Extracted records
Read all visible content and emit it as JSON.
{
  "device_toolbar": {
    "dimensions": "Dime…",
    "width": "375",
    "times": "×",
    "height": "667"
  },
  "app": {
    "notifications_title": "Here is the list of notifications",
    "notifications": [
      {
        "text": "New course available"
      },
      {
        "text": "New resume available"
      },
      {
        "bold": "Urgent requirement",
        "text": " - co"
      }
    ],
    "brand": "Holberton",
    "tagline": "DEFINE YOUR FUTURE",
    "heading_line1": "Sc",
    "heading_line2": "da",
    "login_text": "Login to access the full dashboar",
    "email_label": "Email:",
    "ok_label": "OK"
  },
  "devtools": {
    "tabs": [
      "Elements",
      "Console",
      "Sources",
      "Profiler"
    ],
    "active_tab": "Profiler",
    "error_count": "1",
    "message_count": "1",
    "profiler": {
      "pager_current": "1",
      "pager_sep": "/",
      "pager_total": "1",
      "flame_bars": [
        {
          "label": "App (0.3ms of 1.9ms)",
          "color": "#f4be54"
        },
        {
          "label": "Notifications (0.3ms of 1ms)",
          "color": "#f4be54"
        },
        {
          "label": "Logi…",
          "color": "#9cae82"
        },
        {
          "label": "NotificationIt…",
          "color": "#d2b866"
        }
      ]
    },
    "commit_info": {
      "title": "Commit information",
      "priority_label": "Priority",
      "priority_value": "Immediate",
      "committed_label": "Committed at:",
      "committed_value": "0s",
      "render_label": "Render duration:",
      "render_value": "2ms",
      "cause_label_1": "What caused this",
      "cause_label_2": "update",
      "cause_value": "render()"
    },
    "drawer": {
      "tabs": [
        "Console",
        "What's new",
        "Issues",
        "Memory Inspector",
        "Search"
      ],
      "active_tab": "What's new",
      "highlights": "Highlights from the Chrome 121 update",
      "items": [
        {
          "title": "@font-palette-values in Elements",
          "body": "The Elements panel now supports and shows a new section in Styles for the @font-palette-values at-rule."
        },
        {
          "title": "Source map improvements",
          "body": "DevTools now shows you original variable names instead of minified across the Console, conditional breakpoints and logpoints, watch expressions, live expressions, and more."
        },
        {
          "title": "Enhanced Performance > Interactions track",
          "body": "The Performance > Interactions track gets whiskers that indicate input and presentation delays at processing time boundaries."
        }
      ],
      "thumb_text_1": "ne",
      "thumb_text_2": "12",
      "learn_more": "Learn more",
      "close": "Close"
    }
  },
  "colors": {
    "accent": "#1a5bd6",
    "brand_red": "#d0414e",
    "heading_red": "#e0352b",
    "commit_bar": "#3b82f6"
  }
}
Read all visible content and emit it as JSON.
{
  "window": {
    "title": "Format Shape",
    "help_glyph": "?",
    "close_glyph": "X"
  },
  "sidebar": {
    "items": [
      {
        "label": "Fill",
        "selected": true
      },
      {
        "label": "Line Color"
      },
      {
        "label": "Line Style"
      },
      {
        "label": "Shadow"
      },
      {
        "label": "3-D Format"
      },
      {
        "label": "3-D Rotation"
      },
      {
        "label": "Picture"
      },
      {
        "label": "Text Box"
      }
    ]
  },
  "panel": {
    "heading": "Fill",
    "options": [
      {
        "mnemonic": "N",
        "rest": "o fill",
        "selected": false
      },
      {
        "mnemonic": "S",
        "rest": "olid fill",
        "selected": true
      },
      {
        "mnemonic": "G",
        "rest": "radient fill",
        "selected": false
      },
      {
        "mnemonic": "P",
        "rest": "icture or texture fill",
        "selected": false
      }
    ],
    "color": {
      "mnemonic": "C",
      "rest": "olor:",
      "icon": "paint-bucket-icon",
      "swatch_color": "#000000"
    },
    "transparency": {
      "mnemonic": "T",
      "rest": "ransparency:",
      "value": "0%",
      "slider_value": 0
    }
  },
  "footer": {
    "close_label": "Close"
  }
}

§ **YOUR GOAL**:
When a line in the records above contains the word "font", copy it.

§ **SOLUTION FOR THIS TASK**:
          "title": "@font-palette-values in Elements",
          "body": "The Elements panel now supports and shows a new section in Styles for the @font-palette-values at-rule."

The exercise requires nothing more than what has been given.